Instructions to follow
Copy each line below that has "Black".

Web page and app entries
***
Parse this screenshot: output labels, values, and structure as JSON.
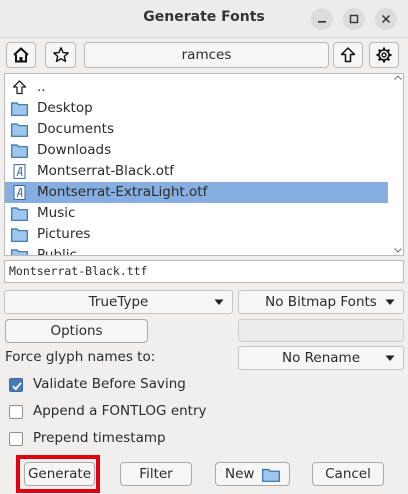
{
  "window": {
    "title": "Generate Fonts"
  },
  "toolbar": {
    "path": "ramces"
  },
  "files": [
    {
      "name": "..",
      "type": "up"
    },
    {
      "name": "Desktop",
      "type": "folder"
    },
    {
      "name": "Documents",
      "type": "folder"
    },
    {
      "name": "Downloads",
      "type": "folder"
    },
    {
      "name": "Montserrat-Black.otf",
      "type": "font"
    },
    {
      "name": "Montserrat-ExtraLight.otf",
      "type": "font",
      "selected": true
    },
    {
      "name": "Music",
      "type": "folder"
    },
    {
      "name": "Pictures",
      "type": "folder"
    },
    {
      "name": "Public",
      "type": "folder"
    }
  ],
  "filename": "Montserrat-Black.ttf",
  "format": {
    "selected": "TrueType"
  },
  "bitmap": {
    "selected": "No Bitmap Fonts"
  },
  "options_label": "Options",
  "force_glyph": {
    "label": "Force glyph names to:",
    "selected": "No Rename"
  },
  "checkboxes": [
    {
      "label": "Validate Before Saving",
      "checked": true
    },
    {
      "label": "Append a FONTLOG entry",
      "checked": false
    },
    {
      "label": "Prepend timestamp",
      "checked": false
    }
  ],
  "buttons": {
    "generate": "Generate",
    "filter": "Filter",
    "new": "New",
    "cancel": "Cancel"
  },
  "colors": {
    "selection": "#86aee0",
    "highlight": "#e0000f",
    "checkbox": "#4a78b4"
  }
}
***
Task result
      "name": "Montserrat-Black.otf",
  "filename": "Montserrat-Black.ttf",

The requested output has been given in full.